* _Exercise requirements_:
Would you please copy each line of the listing that mentions "this"?
===
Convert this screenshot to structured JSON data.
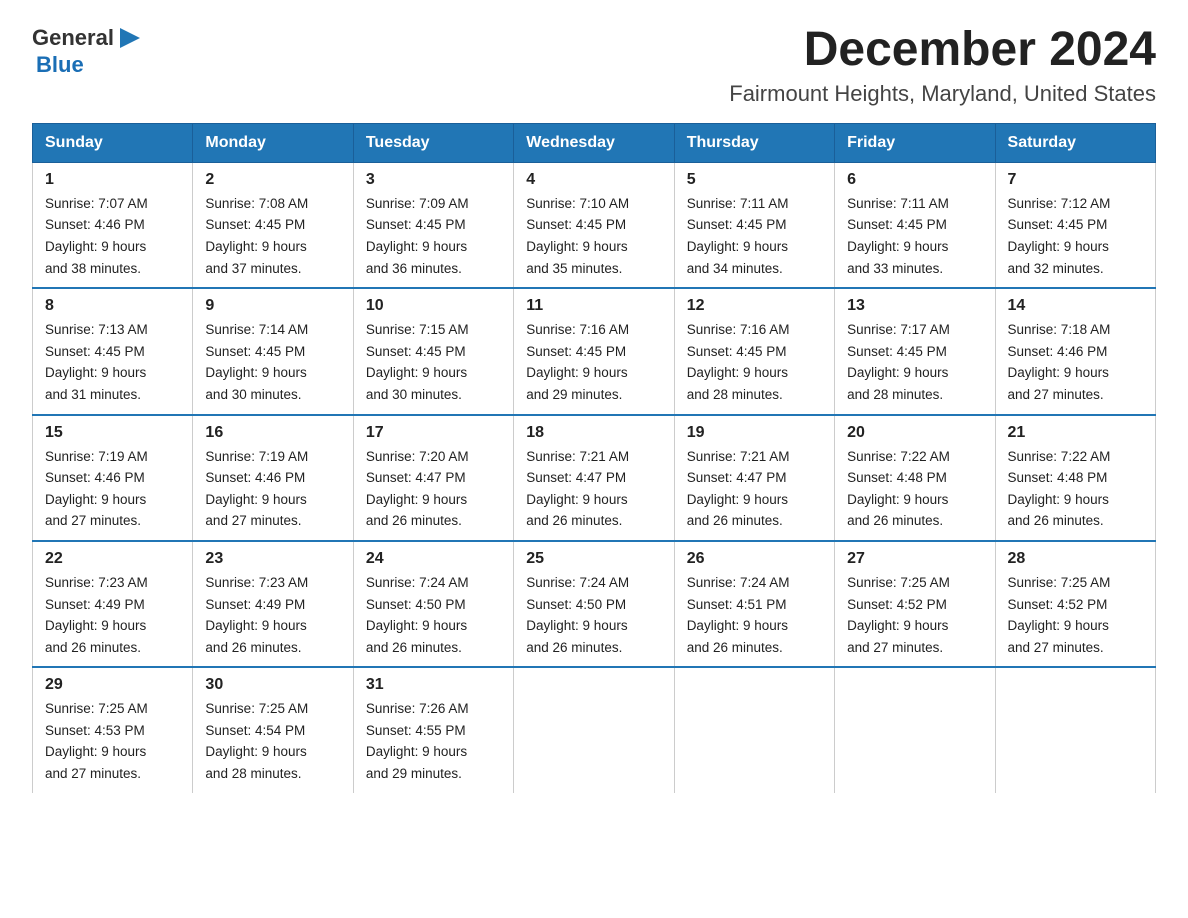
{
  "logo": {
    "text_general": "General",
    "text_blue": "Blue",
    "arrow_color": "#2176b5"
  },
  "header": {
    "title": "December 2024",
    "subtitle": "Fairmount Heights, Maryland, United States"
  },
  "days_of_week": [
    "Sunday",
    "Monday",
    "Tuesday",
    "Wednesday",
    "Thursday",
    "Friday",
    "Saturday"
  ],
  "weeks": [
    [
      {
        "day": "1",
        "sunrise": "7:07 AM",
        "sunset": "4:46 PM",
        "daylight": "9 hours and 38 minutes."
      },
      {
        "day": "2",
        "sunrise": "7:08 AM",
        "sunset": "4:45 PM",
        "daylight": "9 hours and 37 minutes."
      },
      {
        "day": "3",
        "sunrise": "7:09 AM",
        "sunset": "4:45 PM",
        "daylight": "9 hours and 36 minutes."
      },
      {
        "day": "4",
        "sunrise": "7:10 AM",
        "sunset": "4:45 PM",
        "daylight": "9 hours and 35 minutes."
      },
      {
        "day": "5",
        "sunrise": "7:11 AM",
        "sunset": "4:45 PM",
        "daylight": "9 hours and 34 minutes."
      },
      {
        "day": "6",
        "sunrise": "7:11 AM",
        "sunset": "4:45 PM",
        "daylight": "9 hours and 33 minutes."
      },
      {
        "day": "7",
        "sunrise": "7:12 AM",
        "sunset": "4:45 PM",
        "daylight": "9 hours and 32 minutes."
      }
    ],
    [
      {
        "day": "8",
        "sunrise": "7:13 AM",
        "sunset": "4:45 PM",
        "daylight": "9 hours and 31 minutes."
      },
      {
        "day": "9",
        "sunrise": "7:14 AM",
        "sunset": "4:45 PM",
        "daylight": "9 hours and 30 minutes."
      },
      {
        "day": "10",
        "sunrise": "7:15 AM",
        "sunset": "4:45 PM",
        "daylight": "9 hours and 30 minutes."
      },
      {
        "day": "11",
        "sunrise": "7:16 AM",
        "sunset": "4:45 PM",
        "daylight": "9 hours and 29 minutes."
      },
      {
        "day": "12",
        "sunrise": "7:16 AM",
        "sunset": "4:45 PM",
        "daylight": "9 hours and 28 minutes."
      },
      {
        "day": "13",
        "sunrise": "7:17 AM",
        "sunset": "4:45 PM",
        "daylight": "9 hours and 28 minutes."
      },
      {
        "day": "14",
        "sunrise": "7:18 AM",
        "sunset": "4:46 PM",
        "daylight": "9 hours and 27 minutes."
      }
    ],
    [
      {
        "day": "15",
        "sunrise": "7:19 AM",
        "sunset": "4:46 PM",
        "daylight": "9 hours and 27 minutes."
      },
      {
        "day": "16",
        "sunrise": "7:19 AM",
        "sunset": "4:46 PM",
        "daylight": "9 hours and 27 minutes."
      },
      {
        "day": "17",
        "sunrise": "7:20 AM",
        "sunset": "4:47 PM",
        "daylight": "9 hours and 26 minutes."
      },
      {
        "day": "18",
        "sunrise": "7:21 AM",
        "sunset": "4:47 PM",
        "daylight": "9 hours and 26 minutes."
      },
      {
        "day": "19",
        "sunrise": "7:21 AM",
        "sunset": "4:47 PM",
        "daylight": "9 hours and 26 minutes."
      },
      {
        "day": "20",
        "sunrise": "7:22 AM",
        "sunset": "4:48 PM",
        "daylight": "9 hours and 26 minutes."
      },
      {
        "day": "21",
        "sunrise": "7:22 AM",
        "sunset": "4:48 PM",
        "daylight": "9 hours and 26 minutes."
      }
    ],
    [
      {
        "day": "22",
        "sunrise": "7:23 AM",
        "sunset": "4:49 PM",
        "daylight": "9 hours and 26 minutes."
      },
      {
        "day": "23",
        "sunrise": "7:23 AM",
        "sunset": "4:49 PM",
        "daylight": "9 hours and 26 minutes."
      },
      {
        "day": "24",
        "sunrise": "7:24 AM",
        "sunset": "4:50 PM",
        "daylight": "9 hours and 26 minutes."
      },
      {
        "day": "25",
        "sunrise": "7:24 AM",
        "sunset": "4:50 PM",
        "daylight": "9 hours and 26 minutes."
      },
      {
        "day": "26",
        "sunrise": "7:24 AM",
        "sunset": "4:51 PM",
        "daylight": "9 hours and 26 minutes."
      },
      {
        "day": "27",
        "sunrise": "7:25 AM",
        "sunset": "4:52 PM",
        "daylight": "9 hours and 27 minutes."
      },
      {
        "day": "28",
        "sunrise": "7:25 AM",
        "sunset": "4:52 PM",
        "daylight": "9 hours and 27 minutes."
      }
    ],
    [
      {
        "day": "29",
        "sunrise": "7:25 AM",
        "sunset": "4:53 PM",
        "daylight": "9 hours and 27 minutes."
      },
      {
        "day": "30",
        "sunrise": "7:25 AM",
        "sunset": "4:54 PM",
        "daylight": "9 hours and 28 minutes."
      },
      {
        "day": "31",
        "sunrise": "7:26 AM",
        "sunset": "4:55 PM",
        "daylight": "9 hours and 29 minutes."
      },
      null,
      null,
      null,
      null
    ]
  ],
  "labels": {
    "sunrise": "Sunrise:",
    "sunset": "Sunset:",
    "daylight": "Daylight:"
  }
}
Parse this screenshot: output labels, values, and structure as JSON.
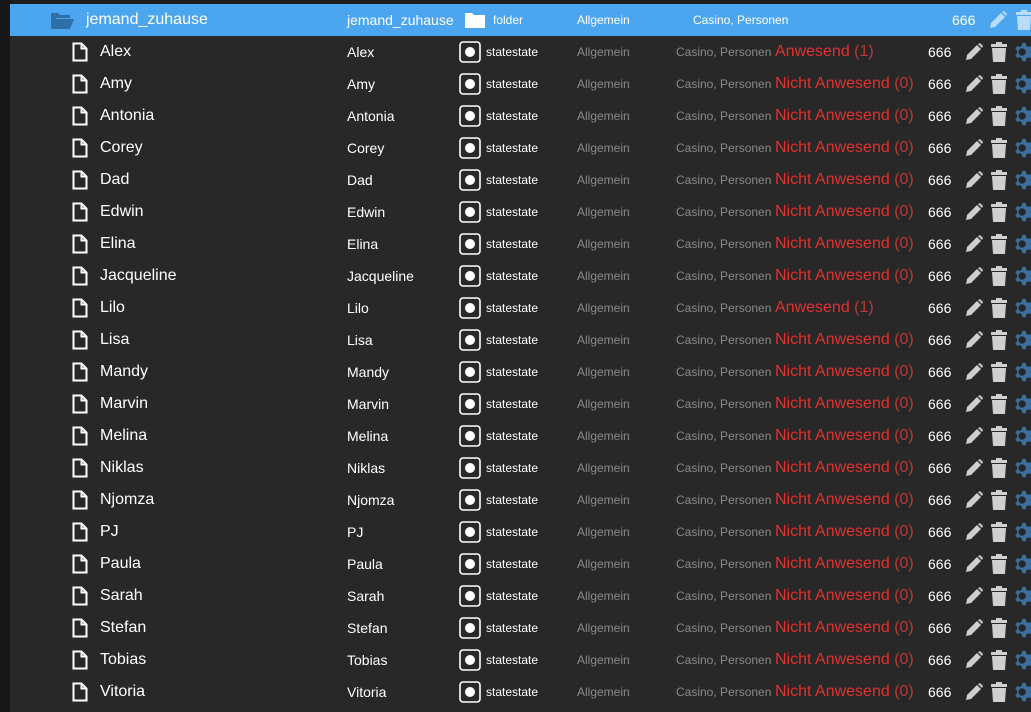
{
  "folder": {
    "name": "jemand_zuhause",
    "id": "jemand_zuhause",
    "type": "folder",
    "role": "Allgemein",
    "rooms": "Casino, Personen",
    "acl": "666"
  },
  "rows": [
    {
      "name": "Alex",
      "id": "Alex",
      "value": "Anwesend",
      "num": "(1)"
    },
    {
      "name": "Amy",
      "id": "Amy",
      "value": "Nicht Anwesend",
      "num": "(0)"
    },
    {
      "name": "Antonia",
      "id": "Antonia",
      "value": "Nicht Anwesend",
      "num": "(0)"
    },
    {
      "name": "Corey",
      "id": "Corey",
      "value": "Nicht Anwesend",
      "num": "(0)"
    },
    {
      "name": "Dad",
      "id": "Dad",
      "value": "Nicht Anwesend",
      "num": "(0)"
    },
    {
      "name": "Edwin",
      "id": "Edwin",
      "value": "Nicht Anwesend",
      "num": "(0)"
    },
    {
      "name": "Elina",
      "id": "Elina",
      "value": "Nicht Anwesend",
      "num": "(0)"
    },
    {
      "name": "Jacqueline",
      "id": "Jacqueline",
      "value": "Nicht Anwesend",
      "num": "(0)"
    },
    {
      "name": "Lilo",
      "id": "Lilo",
      "value": "Anwesend",
      "num": "(1)"
    },
    {
      "name": "Lisa",
      "id": "Lisa",
      "value": "Nicht Anwesend",
      "num": "(0)"
    },
    {
      "name": "Mandy",
      "id": "Mandy",
      "value": "Nicht Anwesend",
      "num": "(0)"
    },
    {
      "name": "Marvin",
      "id": "Marvin",
      "value": "Nicht Anwesend",
      "num": "(0)"
    },
    {
      "name": "Melina",
      "id": "Melina",
      "value": "Nicht Anwesend",
      "num": "(0)"
    },
    {
      "name": "Niklas",
      "id": "Niklas",
      "value": "Nicht Anwesend",
      "num": "(0)"
    },
    {
      "name": "Njomza",
      "id": "Njomza",
      "value": "Nicht Anwesend",
      "num": "(0)"
    },
    {
      "name": "PJ",
      "id": "PJ",
      "value": "Nicht Anwesend",
      "num": "(0)"
    },
    {
      "name": "Paula",
      "id": "Paula",
      "value": "Nicht Anwesend",
      "num": "(0)"
    },
    {
      "name": "Sarah",
      "id": "Sarah",
      "value": "Nicht Anwesend",
      "num": "(0)"
    },
    {
      "name": "Stefan",
      "id": "Stefan",
      "value": "Nicht Anwesend",
      "num": "(0)"
    },
    {
      "name": "Tobias",
      "id": "Tobias",
      "value": "Nicht Anwesend",
      "num": "(0)"
    },
    {
      "name": "Vitoria",
      "id": "Vitoria",
      "value": "Nicht Anwesend",
      "num": "(0)"
    }
  ],
  "state_defaults": {
    "type": "statestate",
    "role": "Allgemein",
    "rooms": "Casino, Personen",
    "acl": "666"
  },
  "colors": {
    "header": "#4ba5ef",
    "status": "#e03131",
    "gear": "#3f6d9e",
    "icon": "#cfcfcf"
  }
}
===
* _Exercise solution_:
Convert this screenshot to structured JSON data.
Parse this screenshot: output labels, values, and structure as JSON.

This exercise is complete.